→ What to work on: Could you repeat the listing below exactly while leaving its pictures behind?

→ Recorded data:
_ _ _
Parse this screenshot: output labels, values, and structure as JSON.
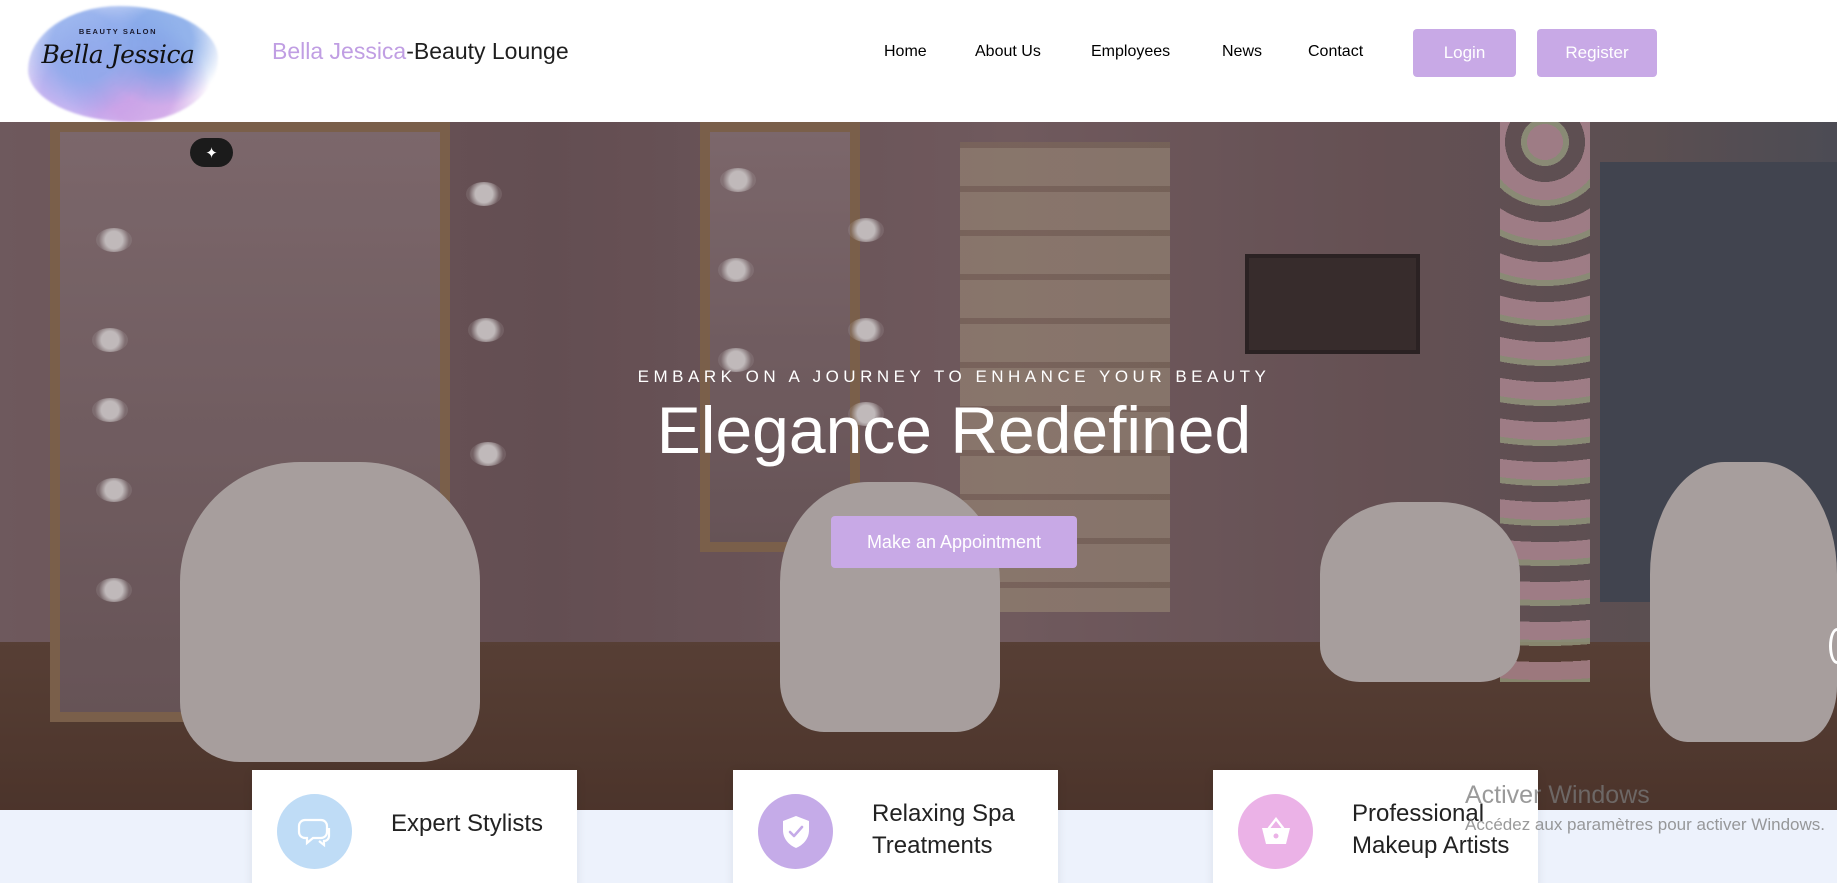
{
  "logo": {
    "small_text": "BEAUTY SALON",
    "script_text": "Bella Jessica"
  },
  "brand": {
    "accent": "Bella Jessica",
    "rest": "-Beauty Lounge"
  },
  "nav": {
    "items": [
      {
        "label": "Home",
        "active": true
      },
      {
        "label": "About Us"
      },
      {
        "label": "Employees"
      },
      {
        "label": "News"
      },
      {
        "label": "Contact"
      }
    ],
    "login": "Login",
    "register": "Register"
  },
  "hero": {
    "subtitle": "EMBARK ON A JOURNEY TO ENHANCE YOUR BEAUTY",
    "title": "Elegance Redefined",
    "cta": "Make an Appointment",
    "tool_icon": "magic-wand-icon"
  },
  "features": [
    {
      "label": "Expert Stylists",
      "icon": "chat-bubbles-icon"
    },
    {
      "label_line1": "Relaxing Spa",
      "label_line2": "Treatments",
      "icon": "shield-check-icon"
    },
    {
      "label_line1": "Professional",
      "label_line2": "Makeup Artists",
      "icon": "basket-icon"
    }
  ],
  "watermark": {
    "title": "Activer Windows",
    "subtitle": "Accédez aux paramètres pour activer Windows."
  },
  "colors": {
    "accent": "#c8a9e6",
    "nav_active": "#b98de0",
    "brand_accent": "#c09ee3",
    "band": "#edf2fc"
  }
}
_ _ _
→ Written answer:
Parse this screenshot: output labels, values, and structure as JSON.
{
  "logo": {
    "small_text": "BEAUTY SALON",
    "script_text": "Bella Jessica"
  },
  "brand": {
    "accent": "Bella Jessica",
    "rest": "-Beauty Lounge"
  },
  "nav": {
    "items": [
      {
        "label": "Home",
        "active": true
      },
      {
        "label": "About Us"
      },
      {
        "label": "Employees"
      },
      {
        "label": "News"
      },
      {
        "label": "Contact"
      }
    ],
    "login": "Login",
    "register": "Register"
  },
  "hero": {
    "subtitle": "EMBARK ON A JOURNEY TO ENHANCE YOUR BEAUTY",
    "title": "Elegance Redefined",
    "cta": "Make an Appointment",
    "tool_icon": "magic-wand-icon"
  },
  "features": [
    {
      "label": "Expert Stylists",
      "icon": "chat-bubbles-icon"
    },
    {
      "label_line1": "Relaxing Spa",
      "label_line2": "Treatments",
      "icon": "shield-check-icon"
    },
    {
      "label_line1": "Professional",
      "label_line2": "Makeup Artists",
      "icon": "basket-icon"
    }
  ],
  "watermark": {
    "title": "Activer Windows",
    "subtitle": "Accédez aux paramètres pour activer Windows."
  },
  "colors": {
    "accent": "#c8a9e6",
    "nav_active": "#b98de0",
    "brand_accent": "#c09ee3",
    "band": "#edf2fc"
  }
}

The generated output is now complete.